Another noteworthy venture, where CLIC Innovation plays a crucial role, is the Helsinki-Uusimaa Circular Valley, a dynamic collaboration of experts, companies, municipalities, and organizations spanning diverse sectors. This bold initiative, led by the Helsinki-Uusimaa Regional Council in close cooperation with CLIC, aims to position the region as a global leader in the circular economy, propelling Helsinki-Uusimaa towards the forefront of innovation.
Jussila proudly underscores the extensive dialogue fostered between public and private actors within this circular valley, which serves as a model for effective collaboration. To further strengthen these partnerships, CLIC organizes co-development workshops and employs methodologies designed to cultivate trust among ecosystem participants.
Jussila underscores the crucial role that trust plays in this collaborative landscape, recognizing that some companies may face challenges in determining the boundaries of operational transparency.
Self-sufficient and renewable energy system
Jussila believes that the journey towards a comprehensive circular economy is still long, acknowledging that many items still go unrecycled. However, she remains hopeful that a significant leap towards a more sustainable future is within reach.
One pressing challenge lies in the fragmentation of sustainable development initiatives and innovation systems, where the proliferation of roadmaps lacking harmonization threatens comprehensive progress. CLIC Innovation’s overarching purpose is to facilitate a transformative shift at the systemic level, propelling sustainable development through inclusive dialogue.
In Jussila’s visionary outlook, fossil-based raw materials will be phased out, making way for a self-sufficient and renewable energy system.

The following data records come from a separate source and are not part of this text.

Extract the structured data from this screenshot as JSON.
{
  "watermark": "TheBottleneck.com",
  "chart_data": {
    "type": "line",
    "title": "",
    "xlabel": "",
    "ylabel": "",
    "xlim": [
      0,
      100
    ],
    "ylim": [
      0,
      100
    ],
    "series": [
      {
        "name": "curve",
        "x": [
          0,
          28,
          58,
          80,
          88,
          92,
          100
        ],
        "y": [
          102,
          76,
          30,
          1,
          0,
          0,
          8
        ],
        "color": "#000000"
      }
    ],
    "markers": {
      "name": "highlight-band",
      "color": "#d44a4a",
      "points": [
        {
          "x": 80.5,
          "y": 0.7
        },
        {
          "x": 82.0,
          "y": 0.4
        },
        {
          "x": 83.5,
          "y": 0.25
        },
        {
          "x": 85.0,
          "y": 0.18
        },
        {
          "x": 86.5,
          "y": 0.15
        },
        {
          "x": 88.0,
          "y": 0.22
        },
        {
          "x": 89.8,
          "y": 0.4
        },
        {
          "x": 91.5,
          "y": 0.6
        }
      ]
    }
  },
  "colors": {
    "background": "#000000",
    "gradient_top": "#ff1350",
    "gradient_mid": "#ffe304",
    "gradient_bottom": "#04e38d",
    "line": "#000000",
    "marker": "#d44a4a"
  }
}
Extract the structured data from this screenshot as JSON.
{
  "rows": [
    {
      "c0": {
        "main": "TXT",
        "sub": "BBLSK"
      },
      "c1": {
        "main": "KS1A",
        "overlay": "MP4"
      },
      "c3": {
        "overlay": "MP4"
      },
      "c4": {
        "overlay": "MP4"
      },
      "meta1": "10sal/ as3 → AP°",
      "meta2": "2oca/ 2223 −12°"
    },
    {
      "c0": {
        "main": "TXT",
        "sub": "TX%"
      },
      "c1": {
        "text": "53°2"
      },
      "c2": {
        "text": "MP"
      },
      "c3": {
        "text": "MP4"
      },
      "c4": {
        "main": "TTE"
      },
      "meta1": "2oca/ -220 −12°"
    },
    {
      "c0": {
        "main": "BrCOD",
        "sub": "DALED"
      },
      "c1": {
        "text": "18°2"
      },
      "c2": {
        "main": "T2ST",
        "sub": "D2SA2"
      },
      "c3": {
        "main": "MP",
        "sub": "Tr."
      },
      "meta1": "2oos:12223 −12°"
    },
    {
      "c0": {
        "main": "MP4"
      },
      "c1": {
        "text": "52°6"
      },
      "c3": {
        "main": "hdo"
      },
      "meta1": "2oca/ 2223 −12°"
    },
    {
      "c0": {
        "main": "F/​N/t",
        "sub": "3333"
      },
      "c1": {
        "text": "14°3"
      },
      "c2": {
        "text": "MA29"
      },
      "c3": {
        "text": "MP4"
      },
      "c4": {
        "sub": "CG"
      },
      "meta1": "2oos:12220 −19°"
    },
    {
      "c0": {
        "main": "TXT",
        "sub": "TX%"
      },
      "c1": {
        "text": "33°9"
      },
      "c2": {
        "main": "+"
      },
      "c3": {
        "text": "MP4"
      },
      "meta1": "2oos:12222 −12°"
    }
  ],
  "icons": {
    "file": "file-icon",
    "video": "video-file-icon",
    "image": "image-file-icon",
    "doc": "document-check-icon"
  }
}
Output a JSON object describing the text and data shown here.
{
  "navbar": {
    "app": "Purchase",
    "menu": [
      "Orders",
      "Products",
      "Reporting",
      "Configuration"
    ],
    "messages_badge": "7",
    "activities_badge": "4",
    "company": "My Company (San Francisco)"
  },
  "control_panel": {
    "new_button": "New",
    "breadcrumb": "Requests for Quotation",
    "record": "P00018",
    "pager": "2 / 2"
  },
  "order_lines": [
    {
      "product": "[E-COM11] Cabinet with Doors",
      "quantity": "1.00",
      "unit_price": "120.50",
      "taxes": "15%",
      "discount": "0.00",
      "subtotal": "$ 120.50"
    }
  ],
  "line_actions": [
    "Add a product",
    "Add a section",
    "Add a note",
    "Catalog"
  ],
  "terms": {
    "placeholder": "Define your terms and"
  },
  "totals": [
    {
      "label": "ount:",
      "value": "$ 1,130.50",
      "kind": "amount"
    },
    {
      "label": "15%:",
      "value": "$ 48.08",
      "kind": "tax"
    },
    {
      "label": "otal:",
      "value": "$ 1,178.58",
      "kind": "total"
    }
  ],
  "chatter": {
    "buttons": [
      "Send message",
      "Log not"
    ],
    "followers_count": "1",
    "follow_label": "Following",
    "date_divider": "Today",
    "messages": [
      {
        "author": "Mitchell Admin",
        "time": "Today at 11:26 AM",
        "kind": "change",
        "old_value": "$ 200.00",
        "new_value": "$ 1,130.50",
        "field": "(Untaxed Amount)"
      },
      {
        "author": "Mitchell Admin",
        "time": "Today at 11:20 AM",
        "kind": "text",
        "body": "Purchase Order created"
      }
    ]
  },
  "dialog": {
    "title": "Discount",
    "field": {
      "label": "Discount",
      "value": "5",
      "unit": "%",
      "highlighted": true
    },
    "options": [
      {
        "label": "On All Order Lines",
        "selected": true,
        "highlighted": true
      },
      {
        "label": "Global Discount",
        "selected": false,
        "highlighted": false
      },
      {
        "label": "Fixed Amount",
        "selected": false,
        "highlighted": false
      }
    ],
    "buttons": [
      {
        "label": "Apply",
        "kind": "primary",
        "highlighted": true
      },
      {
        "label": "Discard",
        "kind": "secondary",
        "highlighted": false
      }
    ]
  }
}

She envisions Finland not only as an exporter of synthetic renewable energy products but also as a trailblazer propelling a new era of national economic growth.
As the location of Southern Finland and Estonia emerges as an ideal hub for the hydrogen valley, leveraging existing infrastructure in the Gulf of Finland, the prospects for sustainable innovation in the region appear brighter than ever.